PGC may be set to up stakes

Last updated 05:00 29/11/2012

Relevant offers

National business

Surge in 10-year passport applications expected Westfield malls in Lower Hutt and Hamilton to be rebranded after sale Nutella rejects personalised jar for five-year-old girl named Isis Seven condoms, 21 orgasms?
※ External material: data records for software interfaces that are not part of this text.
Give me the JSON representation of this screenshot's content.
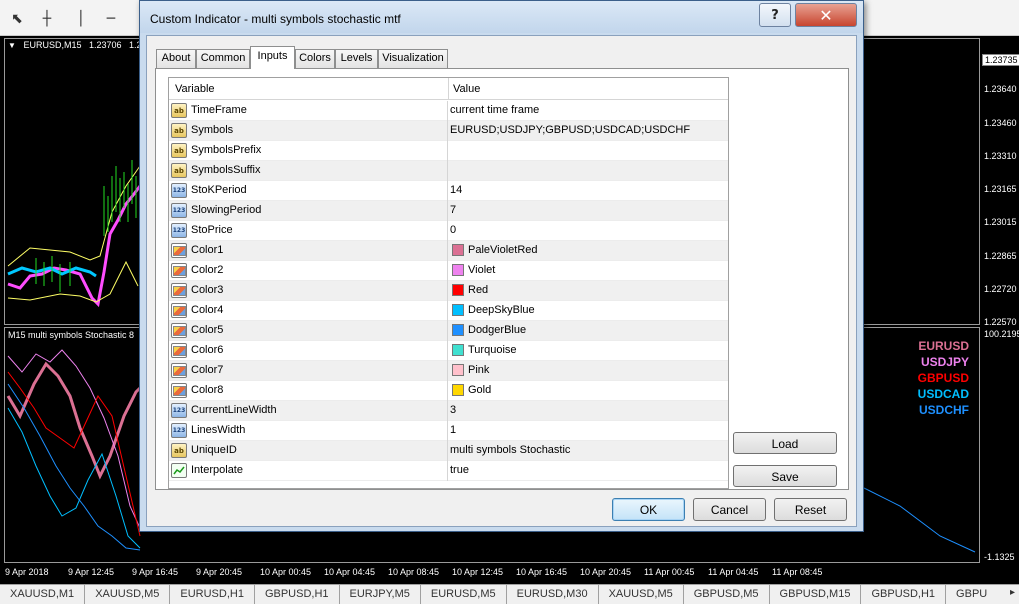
{
  "terminal": {
    "chart_title": [
      "EURUSD,M15",
      "1.23706",
      "1.23"
    ],
    "subwindow_title": "M15 multi symbols Stochastic 8",
    "current_price": "1.23735",
    "price_scale": [
      "1.23640",
      "1.23460",
      "1.23310",
      "1.23165",
      "1.23015",
      "1.22865",
      "1.22720",
      "1.22570"
    ],
    "subwindow_scale_top": "100.2195",
    "subwindow_scale_bottom": "-1.1325",
    "date_labels": [
      "9 Apr 2018",
      "9 Apr 12:45",
      "9 Apr 16:45",
      "9 Apr 20:45",
      "10 Apr 00:45",
      "10 Apr 04:45",
      "10 Apr 08:45",
      "10 Apr 12:45",
      "10 Apr 16:45",
      "10 Apr 20:45",
      "11 Apr 00:45",
      "11 Apr 04:45",
      "11 Apr 08:45"
    ],
    "symbol_legend": [
      {
        "name": "EURUSD",
        "color": "#DB7093"
      },
      {
        "name": "USDJPY",
        "color": "#EE82EE"
      },
      {
        "name": "GBPUSD",
        "color": "#FF0000"
      },
      {
        "name": "USDCAD",
        "color": "#00BFFF"
      },
      {
        "name": "USDCHF",
        "color": "#1E90FF"
      }
    ],
    "symbol_tabs": [
      "XAUUSD,M1",
      "XAUUSD,M5",
      "EURUSD,H1",
      "GBPUSD,H1",
      "EURJPY,M5",
      "EURUSD,M5",
      "EURUSD,M30",
      "XAUUSD,M5",
      "GBPUSD,M5",
      "GBPUSD,M15",
      "GBPUSD,H1",
      "GBPU"
    ],
    "scroll_arrow_icon": "arrow-right-icon"
  },
  "dialog": {
    "title": "Custom Indicator - multi symbols stochastic mtf",
    "help_label": "?",
    "close_label": "✕",
    "tabs": [
      "About",
      "Common",
      "Inputs",
      "Colors",
      "Levels",
      "Visualization"
    ],
    "active_tab": "Inputs",
    "grid": {
      "col_variable": "Variable",
      "col_value": "Value",
      "rows": [
        {
          "type": "ab",
          "name": "TimeFrame",
          "value": "current time frame"
        },
        {
          "type": "ab",
          "name": "Symbols",
          "value": "EURUSD;USDJPY;GBPUSD;USDCAD;USDCHF"
        },
        {
          "type": "ab",
          "name": "SymbolsPrefix",
          "value": ""
        },
        {
          "type": "ab",
          "name": "SymbolsSuffix",
          "value": ""
        },
        {
          "type": "123",
          "name": "StoKPeriod",
          "value": "14"
        },
        {
          "type": "123",
          "name": "SlowingPeriod",
          "value": "7"
        },
        {
          "type": "123",
          "name": "StoPrice",
          "value": "0"
        },
        {
          "type": "color",
          "name": "Color1",
          "value": "PaleVioletRed",
          "swatch": "#DB7093"
        },
        {
          "type": "color",
          "name": "Color2",
          "value": "Violet",
          "swatch": "#EE82EE"
        },
        {
          "type": "color",
          "name": "Color3",
          "value": "Red",
          "swatch": "#FF0000"
        },
        {
          "type": "color",
          "name": "Color4",
          "value": "DeepSkyBlue",
          "swatch": "#00BFFF"
        },
        {
          "type": "color",
          "name": "Color5",
          "value": "DodgerBlue",
          "swatch": "#1E90FF"
        },
        {
          "type": "color",
          "name": "Color6",
          "value": "Turquoise",
          "swatch": "#40E0D0"
        },
        {
          "type": "color",
          "name": "Color7",
          "value": "Pink",
          "swatch": "#FFC0CB"
        },
        {
          "type": "color",
          "name": "Color8",
          "value": "Gold",
          "swatch": "#FFD700"
        },
        {
          "type": "123",
          "name": "CurrentLineWidth",
          "value": "3"
        },
        {
          "type": "123",
          "name": "LinesWidth",
          "value": "1"
        },
        {
          "type": "ab",
          "name": "UniqueID",
          "value": "multi symbols Stochastic"
        },
        {
          "type": "bool",
          "name": "Interpolate",
          "value": "true"
        }
      ]
    },
    "load_label": "Load",
    "save_label": "Save",
    "ok_label": "OK",
    "cancel_label": "Cancel",
    "reset_label": "Reset"
  }
}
A German court has ruled no The Facts of Life: The changing shape of Kiwis Health drink SOS Hydration seeks to raise $2.3m in crowdfunding campaign AFT Pharmaceuticals NZX and ASX listing to fund growth Stalled rebuild projects threaten upper South Island tourist industry Christchurch woman breaks tooth biting on 'screw inside Snickers bar' Speculation about Islington venison works decision premature - Silver Fern Farms
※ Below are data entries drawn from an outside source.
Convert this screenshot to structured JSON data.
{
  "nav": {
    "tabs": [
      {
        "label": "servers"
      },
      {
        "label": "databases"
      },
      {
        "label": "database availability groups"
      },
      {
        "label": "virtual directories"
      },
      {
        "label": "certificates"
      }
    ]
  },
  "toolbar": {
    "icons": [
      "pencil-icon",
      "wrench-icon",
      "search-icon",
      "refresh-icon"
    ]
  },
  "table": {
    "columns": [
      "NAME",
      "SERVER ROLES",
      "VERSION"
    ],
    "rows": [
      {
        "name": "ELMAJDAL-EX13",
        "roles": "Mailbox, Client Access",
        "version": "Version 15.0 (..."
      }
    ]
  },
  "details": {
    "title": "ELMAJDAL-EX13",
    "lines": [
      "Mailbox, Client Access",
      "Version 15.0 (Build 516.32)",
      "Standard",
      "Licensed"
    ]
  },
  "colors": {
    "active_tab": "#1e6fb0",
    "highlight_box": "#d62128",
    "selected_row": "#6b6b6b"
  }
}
Pyne Gould Corporation looks set to quit New Zealand next year after the company said it was close to selling Perpetual Group, its only remaining operating business in the country.

At a sparsely attended annual meeting in Auckland yesterday, chairman Bryan Mogridge said the board was "seriously considering the domicile of the company".

Reading from a statement provided to the NZX earlier, he said the sale of Perpetual would leave PGC with two main assets, Torchlight Investment Group and Torchlight Securities.

Those were long-term patient investments with sufficient cashflow to cover running costs, he said, but "PGC is unlikely to ever pay a dividend".

Mogridge said Torchlight Investment Group had $30 million of capital "at risk" in Torchlight Fund No 1, which was on track to deliver returns of 20 per cent, but gains would not be realised until the fund was wound up in 2019.

The sale of Perpetual was in its final stages and a conditional deal was expected to be announced before Christmas.

Managing director and controlling shareholder George Kerr did not attend the meeting, as he was working on the Perpetual deal.

The company also announced its exit from New Zealand litigation funding "at book value".

Litigation funding had been touted by PGC as an opportunity "to protect and create value for shareholders" by funding lawsuits against those involved in finance company collapses, but attracted controversy because of its potential conflict with PGC's ownership of Perpetual Trust, trustee in many finance company failures.

Ad Feedback


Special offers

Featured Promotions

Sponsored Content